• **What is being asked**
Copy out every line from the records that includes "flower".
Segment Start: Input
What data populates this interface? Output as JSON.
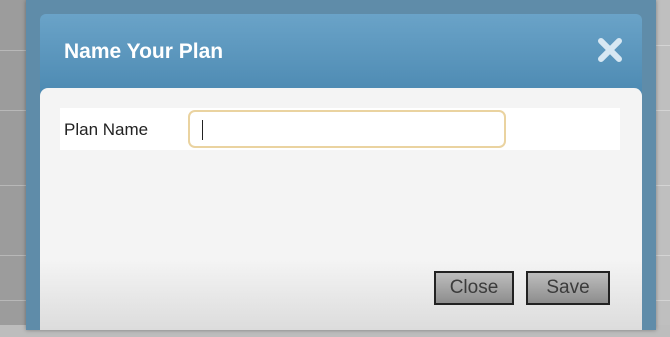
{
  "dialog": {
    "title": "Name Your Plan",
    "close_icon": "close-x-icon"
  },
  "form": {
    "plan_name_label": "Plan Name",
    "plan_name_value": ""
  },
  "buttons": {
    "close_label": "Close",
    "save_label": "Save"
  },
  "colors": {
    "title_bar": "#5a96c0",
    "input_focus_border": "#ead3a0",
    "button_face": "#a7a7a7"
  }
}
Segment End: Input
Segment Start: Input
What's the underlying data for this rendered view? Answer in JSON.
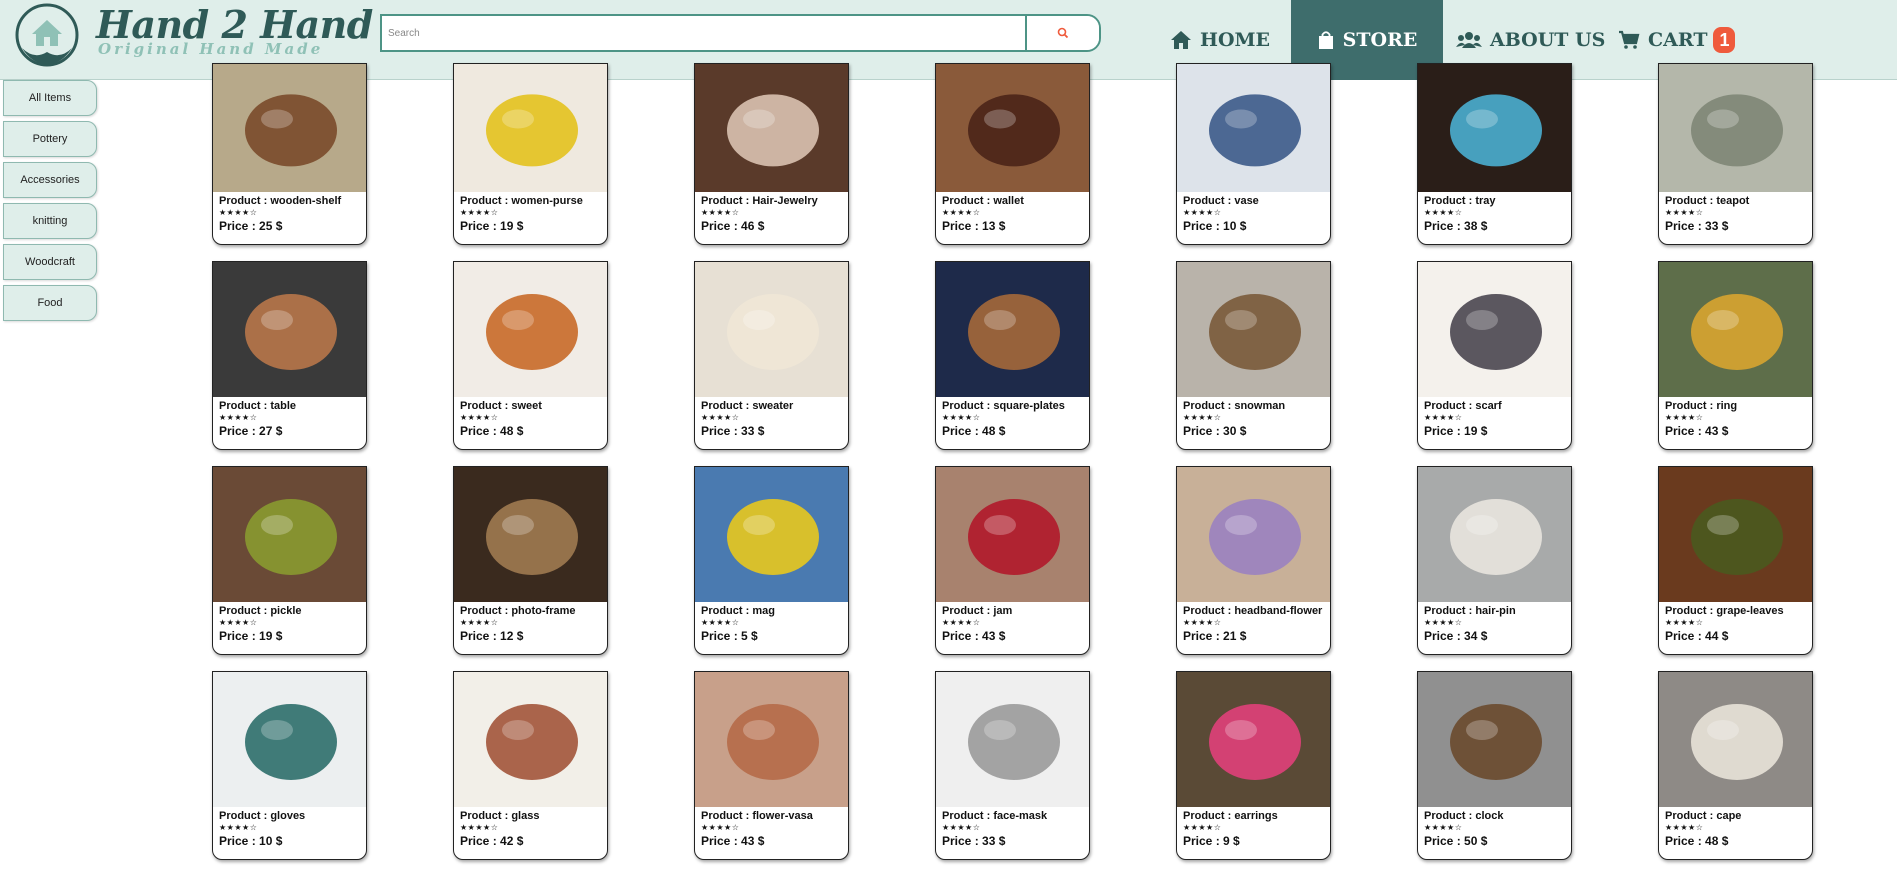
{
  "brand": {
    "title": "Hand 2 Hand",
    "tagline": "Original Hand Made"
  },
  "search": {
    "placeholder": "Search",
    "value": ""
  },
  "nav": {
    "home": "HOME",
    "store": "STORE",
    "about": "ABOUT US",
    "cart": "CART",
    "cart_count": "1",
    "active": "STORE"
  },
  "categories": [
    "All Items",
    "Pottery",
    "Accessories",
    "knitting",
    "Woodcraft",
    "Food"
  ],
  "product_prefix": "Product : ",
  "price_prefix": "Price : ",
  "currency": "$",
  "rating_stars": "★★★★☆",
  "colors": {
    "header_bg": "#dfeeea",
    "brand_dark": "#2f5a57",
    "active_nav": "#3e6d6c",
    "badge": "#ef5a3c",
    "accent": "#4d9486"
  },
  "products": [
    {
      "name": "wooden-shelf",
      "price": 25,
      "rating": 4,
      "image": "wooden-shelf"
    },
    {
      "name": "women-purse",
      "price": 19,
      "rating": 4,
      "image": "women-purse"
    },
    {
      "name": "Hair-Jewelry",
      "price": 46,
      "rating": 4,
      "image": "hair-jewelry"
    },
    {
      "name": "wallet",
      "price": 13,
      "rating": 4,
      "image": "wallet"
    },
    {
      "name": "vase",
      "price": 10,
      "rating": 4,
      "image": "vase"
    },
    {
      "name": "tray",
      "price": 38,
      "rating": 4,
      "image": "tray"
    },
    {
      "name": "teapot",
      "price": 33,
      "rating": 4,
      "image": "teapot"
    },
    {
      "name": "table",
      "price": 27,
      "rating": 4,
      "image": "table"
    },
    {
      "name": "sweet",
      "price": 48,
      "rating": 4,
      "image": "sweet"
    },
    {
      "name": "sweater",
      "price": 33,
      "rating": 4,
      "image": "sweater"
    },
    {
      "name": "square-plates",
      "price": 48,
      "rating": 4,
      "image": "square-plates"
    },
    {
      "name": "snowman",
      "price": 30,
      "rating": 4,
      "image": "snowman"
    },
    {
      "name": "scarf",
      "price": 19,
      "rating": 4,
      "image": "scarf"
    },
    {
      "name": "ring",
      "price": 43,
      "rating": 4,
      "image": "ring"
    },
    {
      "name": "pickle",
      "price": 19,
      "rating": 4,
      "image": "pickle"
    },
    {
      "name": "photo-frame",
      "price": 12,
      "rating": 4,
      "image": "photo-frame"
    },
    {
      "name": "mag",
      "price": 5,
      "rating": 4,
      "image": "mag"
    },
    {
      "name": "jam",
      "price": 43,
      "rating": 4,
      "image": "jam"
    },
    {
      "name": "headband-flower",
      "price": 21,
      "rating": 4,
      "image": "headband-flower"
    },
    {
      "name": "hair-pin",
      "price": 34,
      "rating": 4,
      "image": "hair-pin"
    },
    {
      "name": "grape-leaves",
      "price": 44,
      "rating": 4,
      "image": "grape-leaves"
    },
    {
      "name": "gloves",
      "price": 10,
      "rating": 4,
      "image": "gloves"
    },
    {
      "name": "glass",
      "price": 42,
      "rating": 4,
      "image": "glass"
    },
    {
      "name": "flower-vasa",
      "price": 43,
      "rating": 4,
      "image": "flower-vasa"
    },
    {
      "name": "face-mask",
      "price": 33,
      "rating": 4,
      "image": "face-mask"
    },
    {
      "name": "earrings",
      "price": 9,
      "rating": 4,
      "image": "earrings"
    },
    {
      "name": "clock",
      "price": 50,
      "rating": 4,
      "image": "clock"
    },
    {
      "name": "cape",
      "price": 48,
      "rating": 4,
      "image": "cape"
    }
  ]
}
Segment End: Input
• **Solved problem**
      "name": "headband-flower",
      "image": "headband-flower"
      "name": "flower-vasa",
      "image": "flower-vasa"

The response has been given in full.